#018: Characteristics of the Phyla Blastocladiomycota and Neocallimastigomycota
These two groups of fungi were recently taken out of the Chytridiomycota and elevated to the rank of phylum. Not surprisingly, both of these phyla produce motile spores (zoospores). The blastocladiomycota inhabit fresh water and soil and fill similar ecological roles to the core chytrids. Many of the blastocladiomycota are pathogens of small, aquatic animals (such as nematodes or water bears), algae, or semi-aquatic plants. The genus Allomyces contains saprobic species often used in experiments. In Allomyces the female gametes secrete the pheromone sirenin to attract the male gametes. The main difference between the blastocladiomycota and the chytridiomycota is that the blastocladiomycota produce an extensive mycelium. Furthermore, only certain cells at the tips of the hyphae produce sexual (male and female, haploid) or asexual (diploid) zoospores. In the core chytrids, the entire thallus is used to produce zoospores.

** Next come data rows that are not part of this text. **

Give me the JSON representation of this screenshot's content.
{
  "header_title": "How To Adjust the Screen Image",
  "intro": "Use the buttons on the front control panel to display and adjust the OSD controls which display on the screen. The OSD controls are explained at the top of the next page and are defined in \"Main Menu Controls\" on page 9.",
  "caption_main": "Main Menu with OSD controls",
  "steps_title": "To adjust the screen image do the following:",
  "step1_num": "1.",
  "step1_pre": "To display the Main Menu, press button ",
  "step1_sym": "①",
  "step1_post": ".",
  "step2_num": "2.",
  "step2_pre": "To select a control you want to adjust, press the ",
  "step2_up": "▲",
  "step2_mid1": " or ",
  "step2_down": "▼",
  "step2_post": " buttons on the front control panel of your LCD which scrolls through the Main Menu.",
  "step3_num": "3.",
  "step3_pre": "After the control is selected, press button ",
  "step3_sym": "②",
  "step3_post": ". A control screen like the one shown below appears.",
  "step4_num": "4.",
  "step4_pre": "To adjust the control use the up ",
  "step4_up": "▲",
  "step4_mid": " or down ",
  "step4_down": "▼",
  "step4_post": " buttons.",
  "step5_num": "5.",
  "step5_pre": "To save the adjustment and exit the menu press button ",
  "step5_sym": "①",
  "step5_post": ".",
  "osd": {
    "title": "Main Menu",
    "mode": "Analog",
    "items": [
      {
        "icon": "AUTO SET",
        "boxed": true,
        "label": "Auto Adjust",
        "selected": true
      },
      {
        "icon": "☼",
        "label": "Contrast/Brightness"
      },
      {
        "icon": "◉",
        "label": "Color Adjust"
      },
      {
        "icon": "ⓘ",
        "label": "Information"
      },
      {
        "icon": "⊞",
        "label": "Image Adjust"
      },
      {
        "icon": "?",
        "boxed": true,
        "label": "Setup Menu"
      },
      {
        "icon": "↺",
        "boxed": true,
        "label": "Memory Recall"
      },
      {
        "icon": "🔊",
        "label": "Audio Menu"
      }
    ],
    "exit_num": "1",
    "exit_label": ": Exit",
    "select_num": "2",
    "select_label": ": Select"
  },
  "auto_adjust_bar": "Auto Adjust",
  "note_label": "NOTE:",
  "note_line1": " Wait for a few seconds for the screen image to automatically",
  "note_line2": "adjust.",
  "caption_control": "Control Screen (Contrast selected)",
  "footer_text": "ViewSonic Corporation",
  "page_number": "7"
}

Similar to the blastocladiomycota, the neocallimastigomycota produce a mycelium with sporangia that do not take up the entire thallus. However, the mycelium of the neocallimastigomycota tends to be small. Neocllimastigomycota also produce multiflagellated zoospores (each spore has one or more flagella). One characteristic unique to the neocallimastigomycota is the presence of hydrogenosomes rather than mitochondria. These hydrogenosomes are actually reduced mitochondria that have adapted to their anaerobic environment. The neocallimastigomycota live in the rumens of ungulate animals, particularly the larger ones, although it is likely that they also inhabit other anaerobic aquatic environments. In animals’ rumens, they work to break down cellulose and other ingested matter. This group of fungi was only recently discovered in the late 1900s, so their true diversity is likely still unknown. One reason this is still the case is that these fungi have an unusually high A/T to G/C ratio (remember those DNA base pairs?) of roughly 4:1, which makes DNA sequencing very difficult in these organisms.